As R. K. Harrison puts it:
“In this small prophecy of doom the author demonstrated in vigorous and memorable language that the God of the nation whom the Assyrians had despised was in fact the controller of all human destiny. To His justice even the greatest world power must submit in humility and shame.” Continue Reading Here
The Book of Joel
“Joel, … was probably the first of the so called writing prophets; so this book provides a valuable insight into the history of prophecy, particularly as it furnishes a framework for the end times which is faithfully followed by all subsequent Scripture. God started a new work with the writing of Joel, that of preparing the human race for the end of this temporal era, and thus gave an outline of His total plan. Later prophets, including even our Lord, would only flesh out this outline, but in keeping with the divine nature of true Scripture, never found it necessary to deviate from this, the initial revelation.” Montague S. Mills
The prophecy of Joel is short but certainly not lacking in beauty or interest. The prophet uses many literary devices to produce his vivid style: alliteration, metaphors, similes, and both synonymous and contrasting parallelism. Continue Reading Here
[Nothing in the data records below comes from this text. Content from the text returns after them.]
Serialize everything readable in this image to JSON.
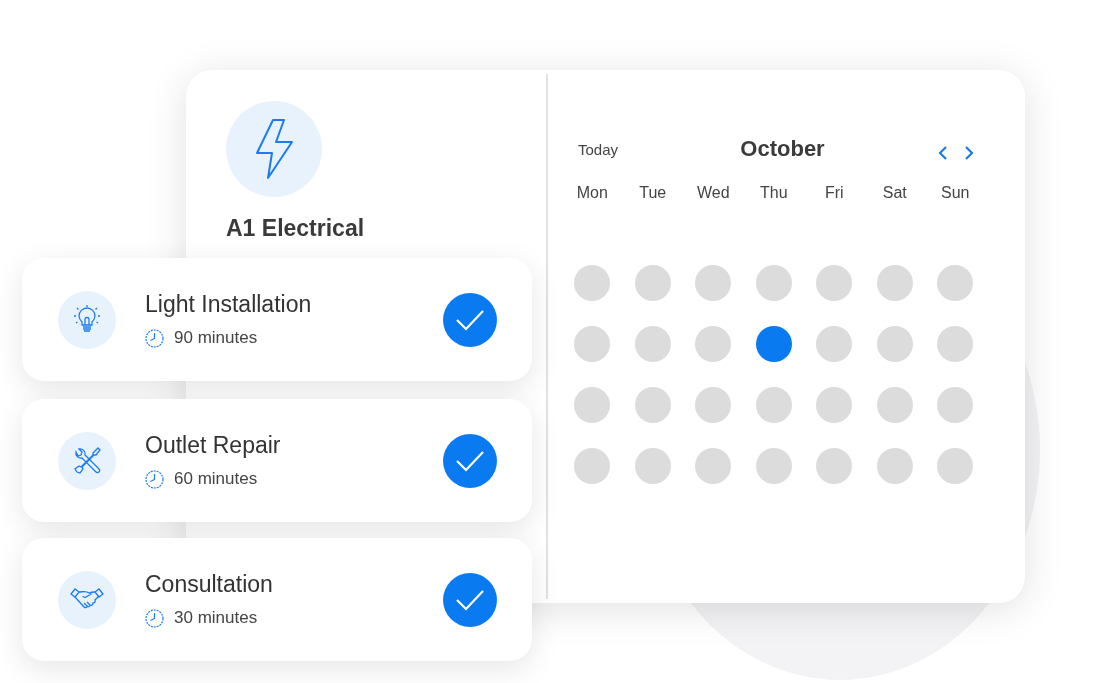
{
  "business": {
    "name": "A1 Electrical"
  },
  "services": [
    {
      "kind": "bulb",
      "name": "Light Installation",
      "duration": "90 minutes",
      "selected": true
    },
    {
      "kind": "tools",
      "name": "Outlet Repair",
      "duration": "60 minutes",
      "selected": true
    },
    {
      "kind": "handshake",
      "name": "Consultation",
      "duration": "30 minutes",
      "selected": true
    }
  ],
  "calendar": {
    "today_label": "Today",
    "month": "October",
    "weekdays": [
      "Mon",
      "Tue",
      "Wed",
      "Thu",
      "Fri",
      "Sat",
      "Sun"
    ],
    "weeks": [
      [
        {
          "selected": false
        },
        {
          "selected": false
        },
        {
          "selected": false
        },
        {
          "selected": false
        },
        {
          "selected": false
        },
        {
          "selected": false
        },
        {
          "selected": false
        }
      ],
      [
        {
          "selected": false
        },
        {
          "selected": false
        },
        {
          "selected": false
        },
        {
          "selected": true
        },
        {
          "selected": false
        },
        {
          "selected": false
        },
        {
          "selected": false
        }
      ],
      [
        {
          "selected": false
        },
        {
          "selected": false
        },
        {
          "selected": false
        },
        {
          "selected": false
        },
        {
          "selected": false
        },
        {
          "selected": false
        },
        {
          "selected": false
        }
      ],
      [
        {
          "selected": false
        },
        {
          "selected": false
        },
        {
          "selected": false
        },
        {
          "selected": false
        },
        {
          "selected": false
        },
        {
          "selected": false
        },
        {
          "selected": false
        }
      ]
    ]
  }
}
The Book Of Hosea, Part 2
GOD’S CONTROVERSY WITH HIS PEOPLE (Chapters. 4–10)
The Sins of the People (4:1-5)
God contends with Israel because of the people’s unfaithfulness, unkindness, irreligion, swearing, lying, killing, stealing, adultery, and murder. Five of the Ten Commandments are summarized in verse 2. Violations of these commands were the reasons for the condition of the land. Even the wildlife would waste away because of the coming judgment. Continue Reading Here